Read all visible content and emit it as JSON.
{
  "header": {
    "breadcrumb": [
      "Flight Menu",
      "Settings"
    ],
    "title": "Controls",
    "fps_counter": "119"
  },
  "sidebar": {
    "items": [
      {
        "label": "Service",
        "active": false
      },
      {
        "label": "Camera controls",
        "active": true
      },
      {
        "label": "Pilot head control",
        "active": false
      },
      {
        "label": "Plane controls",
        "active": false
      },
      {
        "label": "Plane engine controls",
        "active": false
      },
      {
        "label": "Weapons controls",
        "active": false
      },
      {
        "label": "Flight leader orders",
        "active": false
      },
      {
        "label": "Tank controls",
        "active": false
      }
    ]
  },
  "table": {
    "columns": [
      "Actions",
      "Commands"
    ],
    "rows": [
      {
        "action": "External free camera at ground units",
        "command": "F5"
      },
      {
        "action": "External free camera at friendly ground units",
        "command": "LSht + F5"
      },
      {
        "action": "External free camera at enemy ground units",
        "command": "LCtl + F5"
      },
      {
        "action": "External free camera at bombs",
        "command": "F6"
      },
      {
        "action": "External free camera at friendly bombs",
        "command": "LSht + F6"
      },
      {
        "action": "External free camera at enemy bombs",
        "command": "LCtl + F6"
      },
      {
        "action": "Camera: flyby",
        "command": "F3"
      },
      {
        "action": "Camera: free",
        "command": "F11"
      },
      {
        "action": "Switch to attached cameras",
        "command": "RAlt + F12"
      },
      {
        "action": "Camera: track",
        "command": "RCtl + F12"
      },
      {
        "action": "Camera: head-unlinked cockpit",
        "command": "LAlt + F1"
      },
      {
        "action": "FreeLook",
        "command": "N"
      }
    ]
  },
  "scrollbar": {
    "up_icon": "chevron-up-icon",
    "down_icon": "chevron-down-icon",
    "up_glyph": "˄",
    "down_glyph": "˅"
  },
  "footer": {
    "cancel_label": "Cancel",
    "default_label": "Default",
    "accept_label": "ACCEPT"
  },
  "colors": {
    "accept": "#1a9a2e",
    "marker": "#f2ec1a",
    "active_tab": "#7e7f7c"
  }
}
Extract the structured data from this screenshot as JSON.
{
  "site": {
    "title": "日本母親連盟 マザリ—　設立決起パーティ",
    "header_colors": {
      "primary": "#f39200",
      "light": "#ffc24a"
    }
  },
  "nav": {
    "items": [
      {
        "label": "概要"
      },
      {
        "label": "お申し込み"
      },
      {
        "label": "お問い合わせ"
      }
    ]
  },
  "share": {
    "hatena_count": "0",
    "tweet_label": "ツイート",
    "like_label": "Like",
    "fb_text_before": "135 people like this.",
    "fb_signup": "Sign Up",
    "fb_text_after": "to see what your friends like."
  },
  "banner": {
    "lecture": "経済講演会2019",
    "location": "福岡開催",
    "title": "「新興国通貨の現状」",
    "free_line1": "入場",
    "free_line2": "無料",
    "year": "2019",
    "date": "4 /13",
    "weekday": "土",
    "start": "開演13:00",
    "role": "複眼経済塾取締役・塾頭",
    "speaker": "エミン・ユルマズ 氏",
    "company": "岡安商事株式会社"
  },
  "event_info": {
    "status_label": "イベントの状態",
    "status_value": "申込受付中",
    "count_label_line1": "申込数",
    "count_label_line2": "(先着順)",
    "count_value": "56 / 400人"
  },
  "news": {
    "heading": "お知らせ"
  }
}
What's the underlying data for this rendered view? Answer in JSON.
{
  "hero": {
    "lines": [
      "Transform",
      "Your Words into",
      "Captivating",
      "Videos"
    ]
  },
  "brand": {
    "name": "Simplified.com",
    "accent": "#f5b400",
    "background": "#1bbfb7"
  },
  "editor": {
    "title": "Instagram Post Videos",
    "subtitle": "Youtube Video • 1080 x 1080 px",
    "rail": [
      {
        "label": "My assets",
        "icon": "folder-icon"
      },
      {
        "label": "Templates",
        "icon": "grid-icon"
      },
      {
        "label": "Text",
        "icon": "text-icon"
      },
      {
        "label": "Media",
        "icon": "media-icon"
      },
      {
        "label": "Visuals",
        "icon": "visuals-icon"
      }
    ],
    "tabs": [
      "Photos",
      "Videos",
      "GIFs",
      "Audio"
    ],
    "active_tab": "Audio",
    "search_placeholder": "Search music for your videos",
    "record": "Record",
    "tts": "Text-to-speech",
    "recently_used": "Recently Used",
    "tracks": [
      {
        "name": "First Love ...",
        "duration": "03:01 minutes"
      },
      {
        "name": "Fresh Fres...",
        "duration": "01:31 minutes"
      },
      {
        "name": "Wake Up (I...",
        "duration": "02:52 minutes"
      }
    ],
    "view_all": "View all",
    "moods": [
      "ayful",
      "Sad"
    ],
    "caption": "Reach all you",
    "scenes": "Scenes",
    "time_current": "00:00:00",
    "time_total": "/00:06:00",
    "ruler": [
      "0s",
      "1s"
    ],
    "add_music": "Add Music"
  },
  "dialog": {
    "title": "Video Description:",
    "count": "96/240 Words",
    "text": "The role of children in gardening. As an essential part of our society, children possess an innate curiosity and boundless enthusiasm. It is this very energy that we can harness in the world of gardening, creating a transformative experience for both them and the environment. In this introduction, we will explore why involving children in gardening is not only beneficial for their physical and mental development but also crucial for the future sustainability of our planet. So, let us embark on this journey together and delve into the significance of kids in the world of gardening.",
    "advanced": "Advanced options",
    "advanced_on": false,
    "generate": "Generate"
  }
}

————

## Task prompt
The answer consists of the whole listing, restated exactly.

## Task response
Read all visible content and emit it as JSON.
{
  "header": {
    "breadcrumb": [
      "Flight Menu",
      "Settings"
    ],
    "title": "Controls",
    "fps_counter": "119"
  },
  "sidebar": {
    "items": [
      {
        "label": "Service",
        "active": false
      },
      {
        "label": "Camera controls",
        "active": true
      },
      {
        "label": "Pilot head control",
        "active": false
      },
      {
        "label": "Plane controls",
        "active": false
      },
      {
        "label": "Plane engine controls",
        "active": false
      },
      {
        "label": "Weapons controls",
        "active": false
      },
      {
        "label": "Flight leader orders",
        "active": false
      },
      {
        "label": "Tank controls",
        "active": false
      }
    ]
  },
  "table": {
    "columns": [
      "Actions",
      "Commands"
    ],
    "rows": [
      {
        "action": "External free camera at ground units",
        "command": "F5"
      },
      {
        "action": "External free camera at friendly ground units",
        "command": "LSht + F5"
      },
      {
        "action": "External free camera at enemy ground units",
        "command": "LCtl + F5"
      },
      {
        "action": "External free camera at bombs",
        "command": "F6"
      },
      {
        "action": "External free camera at friendly bombs",
        "command": "LSht + F6"
      },
      {
        "action": "External free camera at enemy bombs",
        "command": "LCtl + F6"
      },
      {
        "action": "Camera: flyby",
        "command": "F3"
      },
      {
        "action": "Camera: free",
        "command": "F11"
      },
      {
        "action": "Switch to attached cameras",
        "command": "RAlt + F12"
      },
      {
        "action": "Camera: track",
        "command": "RCtl + F12"
      },
      {
        "action": "Camera: head-unlinked cockpit",
        "command": "LAlt + F1"
      },
      {
        "action": "FreeLook",
        "command": "N"
      }
    ]
  },
  "scrollbar": {
    "up_icon": "chevron-up-icon",
    "down_icon": "chevron-down-icon",
    "up_glyph": "˄",
    "down_glyph": "˅"
  },
  "footer": {
    "cancel_label": "Cancel",
    "default_label": "Default",
    "accept_label": "ACCEPT"
  },
  "colors": {
    "accept": "#1a9a2e",
    "marker": "#f2ec1a",
    "active_tab": "#7e7f7c"
  }
}
Extract the structured data from this screenshot as JSON.
{
  "site": {
    "title": "日本母親連盟 マザリ—　設立決起パーティ",
    "header_colors": {
      "primary": "#f39200",
      "light": "#ffc24a"
    }
  },
  "nav": {
    "items": [
      {
        "label": "概要"
      },
      {
        "label": "お申し込み"
      },
      {
        "label": "お問い合わせ"
      }
    ]
  },
  "share": {
    "hatena_count": "0",
    "tweet_label": "ツイート",
    "like_label": "Like",
    "fb_text_before": "135 people like this.",
    "fb_signup": "Sign Up",
    "fb_text_after": "to see what your friends like."
  },
  "banner": {
    "lecture": "経済講演会2019",
    "location": "福岡開催",
    "title": "「新興国通貨の現状」",
    "free_line1": "入場",
    "free_line2": "無料",
    "year": "2019",
    "date": "4 /13",
    "weekday": "土",
    "start": "開演13:00",
    "role": "複眼経済塾取締役・塾頭",
    "speaker": "エミン・ユルマズ 氏",
    "company": "岡安商事株式会社"
  },
  "event_info": {
    "status_label": "イベントの状態",
    "status_value": "申込受付中",
    "count_label_line1": "申込数",
    "count_label_line2": "(先着順)",
    "count_value": "56 / 400人"
  },
  "news": {
    "heading": "お知らせ"
  }
}
What's the underlying data for this rendered view? Answer in JSON.
{
  "hero": {
    "lines": [
      "Transform",
      "Your Words into",
      "Captivating",
      "Videos"
    ]
  },
  "brand": {
    "name": "Simplified.com",
    "accent": "#f5b400",
    "background": "#1bbfb7"
  },
  "editor": {
    "title": "Instagram Post Videos",
    "subtitle": "Youtube Video • 1080 x 1080 px",
    "rail": [
      {
        "label": "My assets",
        "icon": "folder-icon"
      },
      {
        "label": "Templates",
        "icon": "grid-icon"
      },
      {
        "label": "Text",
        "icon": "text-icon"
      },
      {
        "label": "Media",
        "icon": "media-icon"
      },
      {
        "label": "Visuals",
        "icon": "visuals-icon"
      }
    ],
    "tabs": [
      "Photos",
      "Videos",
      "GIFs",
      "Audio"
    ],
    "active_tab": "Audio",
    "search_placeholder": "Search music for your videos",
    "record": "Record",
    "tts": "Text-to-speech",
    "recently_used": "Recently Used",
    "tracks": [
      {
        "name": "First Love ...",
        "duration": "03:01 minutes"
      },
      {
        "name": "Fresh Fres...",
        "duration": "01:31 minutes"
      },
      {
        "name": "Wake Up (I...",
        "duration": "02:52 minutes"
      }
    ],
    "view_all": "View all",
    "moods": [
      "ayful",
      "Sad"
    ],
    "caption": "Reach all you",
    "scenes": "Scenes",
    "time_current": "00:00:00",
    "time_total": "/00:06:00",
    "ruler": [
      "0s",
      "1s"
    ],
    "add_music": "Add Music"
  },
  "dialog": {
    "title": "Video Description:",
    "count": "96/240 Words",
    "text": "The role of children in gardening. As an essential part of our society, children possess an innate curiosity and boundless enthusiasm. It is this very energy that we can harness in the world of gardening, creating a transformative experience for both them and the environment. In this introduction, we will explore why involving children in gardening is not only beneficial for their physical and mental development but also crucial for the future sustainability of our planet. So, let us embark on this journey together and delve into the significance of kids in the world of gardening.",
    "advanced": "Advanced options",
    "advanced_on": false,
    "generate": "Generate"
  }
}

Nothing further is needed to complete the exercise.